This is the first reported case of TLS developing as a result of paclitaxel chemotherapy in a patient with adenocarcinoma of the prostate. Two other reports exist of presumed TLS in patients with metastatic adenocarcinoma of the prostate. The first patient developed TLS upon initiation of complete androgen blockade and the other patient received docetaxel.3,4 All of the patients had extensive skeletal metastases and two patients had evidence of extensive marrow involvement on peripheral smear or marrow biopsy. Two of the three patients had extensive visceral and liver metastases. The patients treated with chemotherapy developed TLS within 24 h, with accompanying renal insufficiency, electrolyte abnormalities and death within 2–6 days. The patient in our case demonstrated pretreatment risks for TLS, however, aggressive prophylaxis, such as allopurinol, was not carried out because the solid tumor histology was not considered a risk. The patient developed evidence of massive tumor necrosis as reflected in the markedly elevated LDH and uric acid. His severe and ultimately fatal myelosuppression was likely related to inflammation from his extensive marrow involvement with carcinoma.

More effective chemotherapeutic agents for solid tumors carry a greater potential for therapeutic benefit, yet may also pose a higher risk for massive tumor necrosis and the associated complications.

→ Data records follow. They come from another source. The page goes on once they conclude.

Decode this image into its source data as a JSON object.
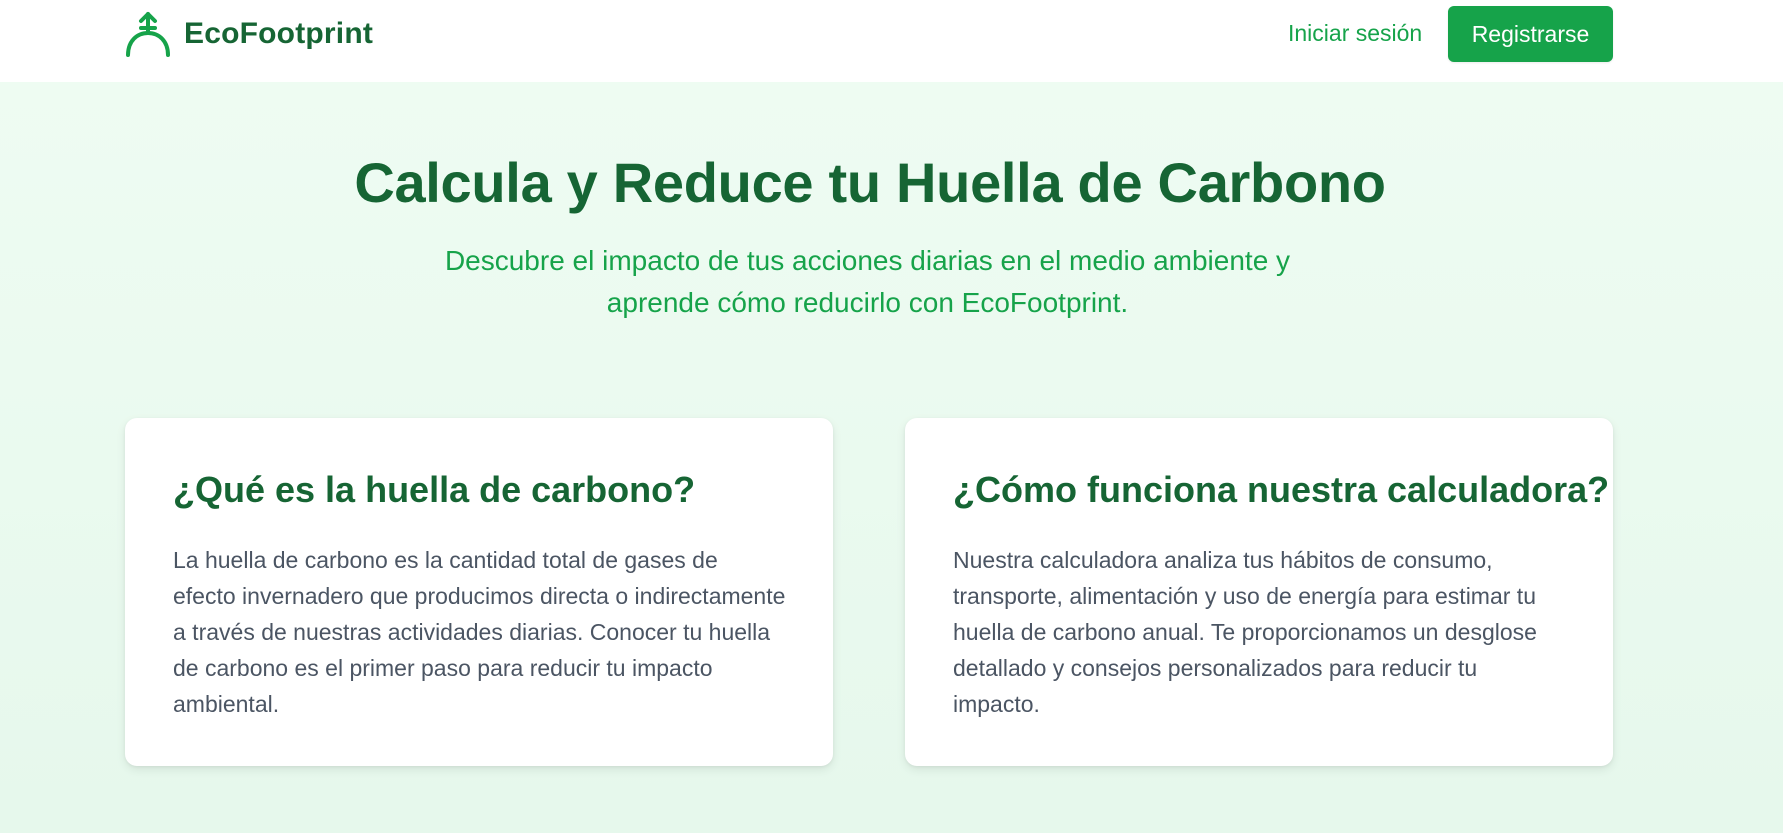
{
  "header": {
    "brand_name": "EcoFootprint",
    "brand_icon": "seedling-icon",
    "login_label": "Iniciar sesión",
    "register_label": "Registrarse"
  },
  "hero": {
    "title": "Calcula y Reduce tu Huella de Carbono",
    "subtitle": "Descubre el impacto de tus acciones diarias en el medio ambiente y aprende cómo reducirlo con EcoFootprint."
  },
  "cards": [
    {
      "title": "¿Qué es la huella de carbono?",
      "text": "La huella de carbono es la cantidad total de gases de efecto invernadero que producimos directa o indirectamente a través de nuestras actividades diarias. Conocer tu huella de carbono es el primer paso para reducir tu impacto ambiental."
    },
    {
      "title": "¿Cómo funciona nuestra calculadora?",
      "text": "Nuestra calculadora analiza tus hábitos de consumo, transporte, alimentación y uso de energía para estimar tu huella de carbono anual. Te proporcionamos un desglose detallado y consejos personalizados para reducir tu impacto."
    }
  ],
  "colors": {
    "primary": "#16a34a",
    "primary_dark": "#166534",
    "background": "#effcf3",
    "text_muted": "#4b5563"
  }
}
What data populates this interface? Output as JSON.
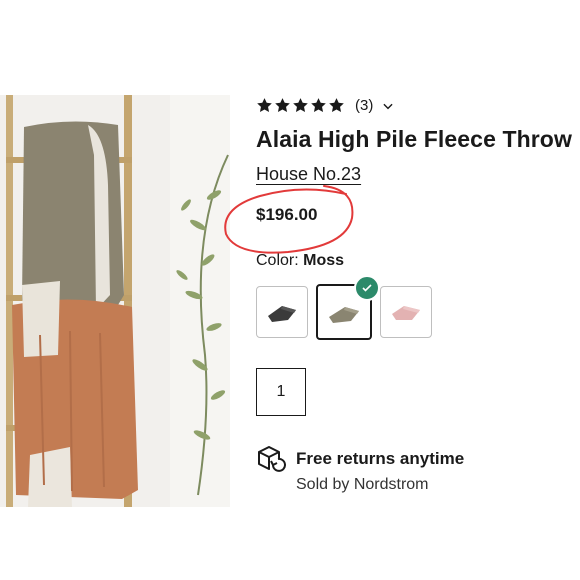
{
  "product_image": {
    "alt_icon": "blanket-ladder-photo"
  },
  "rating": {
    "stars": 5,
    "review_count": "(3)",
    "icon": "star-icon"
  },
  "product": {
    "title": "Alaia High Pile Fleece Throw",
    "brand": "House No.23",
    "price": "$196.00"
  },
  "color": {
    "label": "Color:",
    "selected": "Moss",
    "swatches": [
      {
        "name": "charcoal",
        "color": "#3b3b3b"
      },
      {
        "name": "moss",
        "color": "#8a8571"
      },
      {
        "name": "blush",
        "color": "#e3b2b2"
      }
    ],
    "check_color": "#2c8a6a"
  },
  "quantity": {
    "value": "1"
  },
  "shipping": {
    "returns_label": "Free returns anytime",
    "sold_by": "Sold by Nordstrom"
  },
  "annotation": {
    "circle_color": "#e23a3a"
  }
}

Taxane-based chemotherapy has significant activity in hormone refractory prostate cancer.5,6 In some phase II studies, newer agents designed to sensitize prostate cancer to taxanes can achieve PSA response rates as high as 80%.7 The increasing use of taxane-based therapy may increase the incidence of TLS in these patients. Although TLS in solid tumors is still quite rare, anticipation of this complication is necessary in advanced prostate cancer patients with extensive and aggressive disease that may respond to chemotherapy. The cases reported suggest that extensive soft tissue and marrow disease may place patients at a higher risk and that aggressive measures to prevent the occurrence of TLS should be considered in these patients.


No funding was provided.